The explosion comes a day after the military urged both sides to settle their differences in the more than two-month long dispute, in which protesters are trying to bring down the elected government of Prime Minister Yingluck Shinawatra.
"There were 28 people injured from the blast at the Victory Monument," Suphan Srithamma, director general of the Bangkok Emergency Medical Centre, told reporters. "Among these 7 people were seriously injured."
Witnesses said they heard two explosions.
"The first blast I heard was from behind the stage," said Teerawut Utakaprechanun, who told Reuters Television he had been turning out for the protests every day.
(Read more: Has Thailand's government survived the gauntlet?)
"People were looking around. I saw the security guards running after a suspect. After one minute I heard another bomb blast."
On Friday night, one man was killed and 35 protesters were wounded in a grenade explosion in the capital. That takes to nine the death toll since the protests started in November.
They form the latest episode in an eight-year conflict pitting Bangkok's middle class and royalist establishment against poorer, mainly rural supporters of Yingluck and her brother, the self-exiled former premier Thaksin Shinawatra.
The protesters accuse Thaksin of nepotism and corruption, and aim to eradicate the political influence of his family by altering electoral arrangements, though in ways they have not spelt out, along with other political reforms.
A ceremony for the dead man was being held at a Buddhist temple in Bangkok on Sunday, where hundreds of people had gathered. It is expected to be attended by the firebrand leader of the government protests, Suthep Thaugsuban.
Earlier in the day, Suthep led thousands in a march through Bangkok demanding that Yingluck resign, and collecting bundles of cash from supporters in the streets in what has become a trademark of his public appearances.
However, there are signs the protests against the government could be unning out of steam.
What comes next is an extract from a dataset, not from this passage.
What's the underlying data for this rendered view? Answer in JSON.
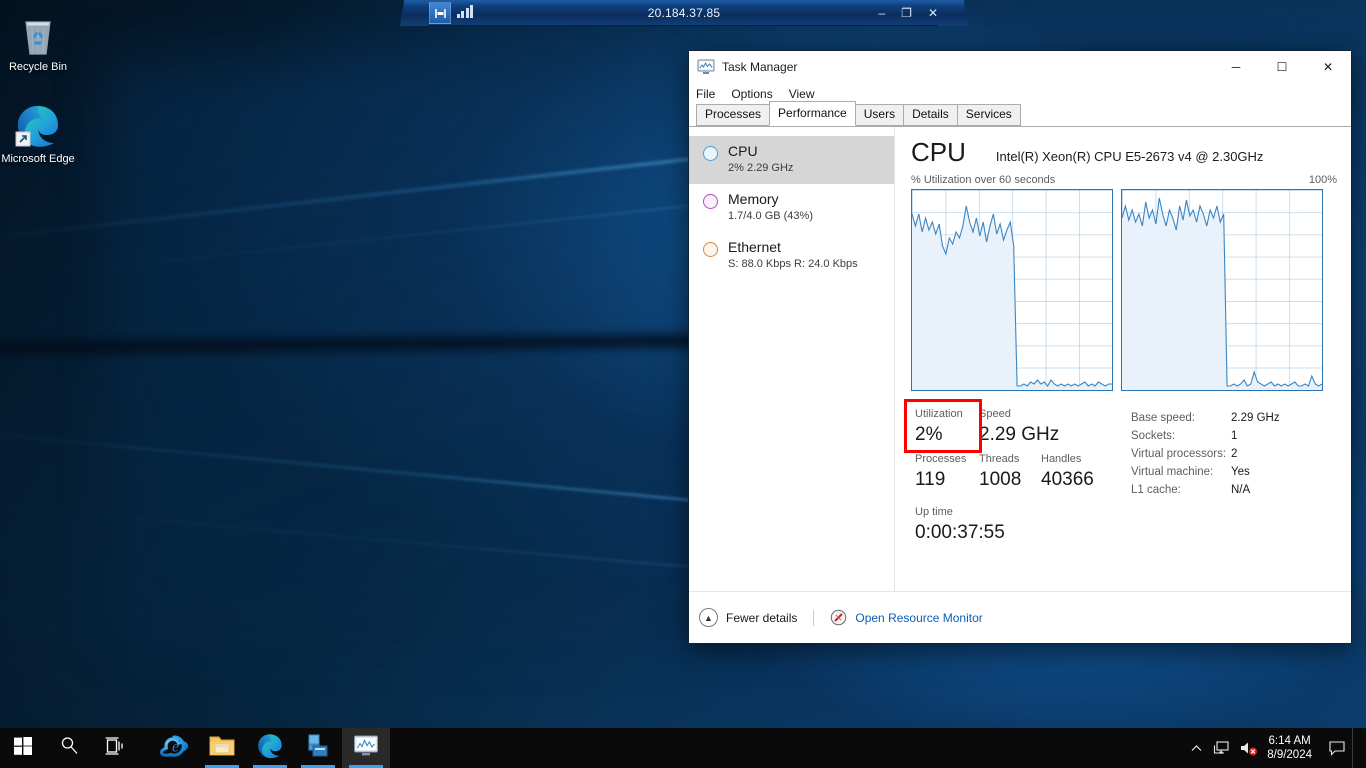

The government has allowed protesters to take over key buildings without confrontation and, crucially, the military has so far remained neutral.
(Read more: Has the Bangkok shutdown lived up to its hype?)
"Now all of us need to help each other in taking care of our own nation," supreme armed forces commander Thanasak Patimapakorn told reporters after Saturday's Army Day parade.